Colin Stetson has spent years as the independent music community’s top session saxophonist, contributing to records and live shows by high-profile acts such as Arcade Fire, Tom Waits, Lou Reed, and TV on the Radio, among many others. In 2011, however, he broke out as a solo artist with his second LP on Constellation Records, New History Warfare, Vol. 2: Judges, a collection of indelibly haunting tracks including vocal collaborations with Laurie Anderson and My Brightest Diamond’s Shara Worden (on a cover of blues standard “Lord I Just Can’t Keep From Crying Sometimes,” one of the album’s most emotionally blistering standouts). Integrating blood-chilling vocal techniques from the eeriest strain of old-time American blues into distinctive musical settings borrowing elements of free jazz, post-rock, ambient noise music, late twentieth-century neoclassical, and performance art, the Montreal-based, Michigan-born saxophonist makes music that really does sounds like nothing else out there. If one didn’t know any better, it might not even be possible to identify the source of the dark, alien soundscapes as being one man, playing, singing, and tapping simultaneously on a saxophone mic’d in dozens of places. Without that knowledge, his music is disturbing, beautiful, and bizarre; with it, it becomes a stunning feat of technical mastery. And that’s just on record: live, Stetson is both quasi-spiritual and intensely physical, wavering uncomfortably between the strangely erotic (the way he caresses and grapples with that huge saxophone…) and primal violence. As art, it is powerful, impressive, lovely, and important. You, whoever you are, really should see it.

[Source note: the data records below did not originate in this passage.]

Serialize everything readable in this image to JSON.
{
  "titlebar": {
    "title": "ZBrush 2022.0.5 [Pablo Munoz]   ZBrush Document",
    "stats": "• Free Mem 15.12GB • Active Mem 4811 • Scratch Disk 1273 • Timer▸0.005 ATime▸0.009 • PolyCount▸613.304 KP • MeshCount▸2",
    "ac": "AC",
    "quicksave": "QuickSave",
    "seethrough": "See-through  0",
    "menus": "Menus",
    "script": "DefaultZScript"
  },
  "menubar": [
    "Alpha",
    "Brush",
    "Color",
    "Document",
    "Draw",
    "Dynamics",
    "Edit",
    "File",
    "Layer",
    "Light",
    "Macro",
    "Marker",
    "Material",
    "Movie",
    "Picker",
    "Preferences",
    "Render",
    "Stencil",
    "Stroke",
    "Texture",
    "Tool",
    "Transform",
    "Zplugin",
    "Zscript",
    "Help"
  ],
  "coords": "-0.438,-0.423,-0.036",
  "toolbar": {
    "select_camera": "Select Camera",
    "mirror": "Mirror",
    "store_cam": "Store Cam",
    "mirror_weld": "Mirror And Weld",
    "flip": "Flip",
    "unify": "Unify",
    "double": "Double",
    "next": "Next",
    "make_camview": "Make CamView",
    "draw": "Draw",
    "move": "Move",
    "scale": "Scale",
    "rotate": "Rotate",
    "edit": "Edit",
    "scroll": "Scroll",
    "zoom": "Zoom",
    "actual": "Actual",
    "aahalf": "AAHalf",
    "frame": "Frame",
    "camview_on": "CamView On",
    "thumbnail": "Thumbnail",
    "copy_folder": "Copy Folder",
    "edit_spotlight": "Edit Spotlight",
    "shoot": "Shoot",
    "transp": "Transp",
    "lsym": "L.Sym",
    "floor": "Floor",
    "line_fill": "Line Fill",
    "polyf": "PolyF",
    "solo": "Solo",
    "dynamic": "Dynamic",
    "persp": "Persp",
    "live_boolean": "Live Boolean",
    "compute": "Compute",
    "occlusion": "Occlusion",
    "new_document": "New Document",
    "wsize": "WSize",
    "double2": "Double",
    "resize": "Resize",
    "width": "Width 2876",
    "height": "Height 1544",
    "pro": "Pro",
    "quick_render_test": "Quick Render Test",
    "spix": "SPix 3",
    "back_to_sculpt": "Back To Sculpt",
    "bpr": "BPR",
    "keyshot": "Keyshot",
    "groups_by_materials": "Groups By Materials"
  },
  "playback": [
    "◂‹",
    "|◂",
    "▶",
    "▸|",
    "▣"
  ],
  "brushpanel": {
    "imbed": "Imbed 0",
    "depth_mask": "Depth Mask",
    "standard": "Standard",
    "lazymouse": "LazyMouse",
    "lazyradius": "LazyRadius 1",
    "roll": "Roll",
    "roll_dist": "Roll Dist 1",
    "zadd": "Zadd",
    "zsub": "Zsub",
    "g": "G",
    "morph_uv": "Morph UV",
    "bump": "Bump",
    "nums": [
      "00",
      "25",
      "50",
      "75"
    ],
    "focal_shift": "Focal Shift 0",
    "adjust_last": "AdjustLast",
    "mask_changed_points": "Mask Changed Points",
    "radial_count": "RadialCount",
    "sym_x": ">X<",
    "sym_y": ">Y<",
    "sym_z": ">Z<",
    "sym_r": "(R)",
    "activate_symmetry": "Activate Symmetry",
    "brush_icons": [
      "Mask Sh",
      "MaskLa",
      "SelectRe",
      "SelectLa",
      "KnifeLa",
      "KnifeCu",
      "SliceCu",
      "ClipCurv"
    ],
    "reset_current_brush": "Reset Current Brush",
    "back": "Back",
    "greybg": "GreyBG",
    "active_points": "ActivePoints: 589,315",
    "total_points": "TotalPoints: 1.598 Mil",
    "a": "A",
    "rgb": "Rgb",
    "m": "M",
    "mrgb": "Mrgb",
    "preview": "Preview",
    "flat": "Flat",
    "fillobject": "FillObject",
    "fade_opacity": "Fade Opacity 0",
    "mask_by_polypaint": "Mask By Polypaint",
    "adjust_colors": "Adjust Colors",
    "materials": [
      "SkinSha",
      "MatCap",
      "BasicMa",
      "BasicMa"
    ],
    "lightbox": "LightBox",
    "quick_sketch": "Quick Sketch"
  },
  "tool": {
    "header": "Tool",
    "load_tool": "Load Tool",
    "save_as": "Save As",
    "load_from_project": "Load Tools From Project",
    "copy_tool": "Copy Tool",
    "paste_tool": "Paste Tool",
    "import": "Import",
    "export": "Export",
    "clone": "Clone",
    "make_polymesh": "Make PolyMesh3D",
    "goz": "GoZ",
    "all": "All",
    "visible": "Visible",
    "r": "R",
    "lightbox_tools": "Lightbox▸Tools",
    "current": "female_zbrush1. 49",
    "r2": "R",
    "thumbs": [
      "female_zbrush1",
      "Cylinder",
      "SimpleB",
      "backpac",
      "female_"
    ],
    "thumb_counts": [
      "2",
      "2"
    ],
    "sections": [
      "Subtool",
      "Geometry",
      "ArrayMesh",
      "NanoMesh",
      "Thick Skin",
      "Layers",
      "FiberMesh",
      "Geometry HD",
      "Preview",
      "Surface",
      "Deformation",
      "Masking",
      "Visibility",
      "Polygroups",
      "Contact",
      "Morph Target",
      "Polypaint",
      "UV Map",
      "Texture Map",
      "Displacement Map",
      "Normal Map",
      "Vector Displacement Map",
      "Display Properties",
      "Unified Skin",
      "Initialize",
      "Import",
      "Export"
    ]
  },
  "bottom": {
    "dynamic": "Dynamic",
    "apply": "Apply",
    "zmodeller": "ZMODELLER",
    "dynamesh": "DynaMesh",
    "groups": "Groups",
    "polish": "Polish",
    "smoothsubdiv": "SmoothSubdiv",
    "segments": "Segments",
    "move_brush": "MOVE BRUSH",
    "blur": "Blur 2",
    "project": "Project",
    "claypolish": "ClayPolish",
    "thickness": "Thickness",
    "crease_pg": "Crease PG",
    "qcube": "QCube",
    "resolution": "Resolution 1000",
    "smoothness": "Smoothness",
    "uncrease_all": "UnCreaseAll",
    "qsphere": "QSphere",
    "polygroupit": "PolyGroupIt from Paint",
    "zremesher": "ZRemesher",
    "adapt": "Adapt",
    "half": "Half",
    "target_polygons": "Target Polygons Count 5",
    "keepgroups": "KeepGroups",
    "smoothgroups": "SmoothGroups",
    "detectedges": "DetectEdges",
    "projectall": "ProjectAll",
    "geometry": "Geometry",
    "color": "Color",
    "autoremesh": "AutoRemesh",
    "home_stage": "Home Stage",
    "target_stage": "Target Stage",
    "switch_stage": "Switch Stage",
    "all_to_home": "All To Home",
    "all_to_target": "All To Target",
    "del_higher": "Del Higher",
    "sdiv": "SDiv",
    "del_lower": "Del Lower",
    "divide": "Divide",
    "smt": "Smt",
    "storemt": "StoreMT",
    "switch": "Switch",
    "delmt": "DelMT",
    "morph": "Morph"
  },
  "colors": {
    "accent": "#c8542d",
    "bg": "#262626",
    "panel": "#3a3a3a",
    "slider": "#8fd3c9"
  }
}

Lucky for anyone in Vermont this spring — so, many of those reading this post — you’ll have a chance. Stetson returns to the BCA Center on May 7. There’s a cash bar, too! Stetson performs as part of a tour behind his upcoming album, New History Warfare, Vol. 3: To See More Light (out April on Constellation). He’ll be joined by the violinist Sarah Neufeld, a full-time member of Arcade Fire and that Montreal band’s artier instrumental sister group, Bell Orchestre, whose first solo LP is due to be released this year as well. Click here to hear two of her tracks, “Scalpel” and “Stradivarius,” via YouTube. And here’s a Stetson track, The Stars In His Head (Dark Lights Remix). So, SAVE THE DATE. Be there and be prepared.
What: Colin Stetson & Sarah Neufeld. Where: Burlington City Arts Center, Church Street, Burlington, VT. When: Tuesday, May 7, 2013. Doors at 8:00 PM, show at 8:30 PM. Ends at 11:00 PM. Who: All ages. Tickets: $12; get them at the wonderful Pure Pop Records in Burlington (where, if you don’t already know, you should be doing ALL your music shopping in Vermont) or at the BCA site, here. RIYL: Blind Willie Johnson; Godspeed You! Black Emperor; Laurie Anderson; Mount Eerie; Steve Reich; Swans. Find out more at: the BCA website.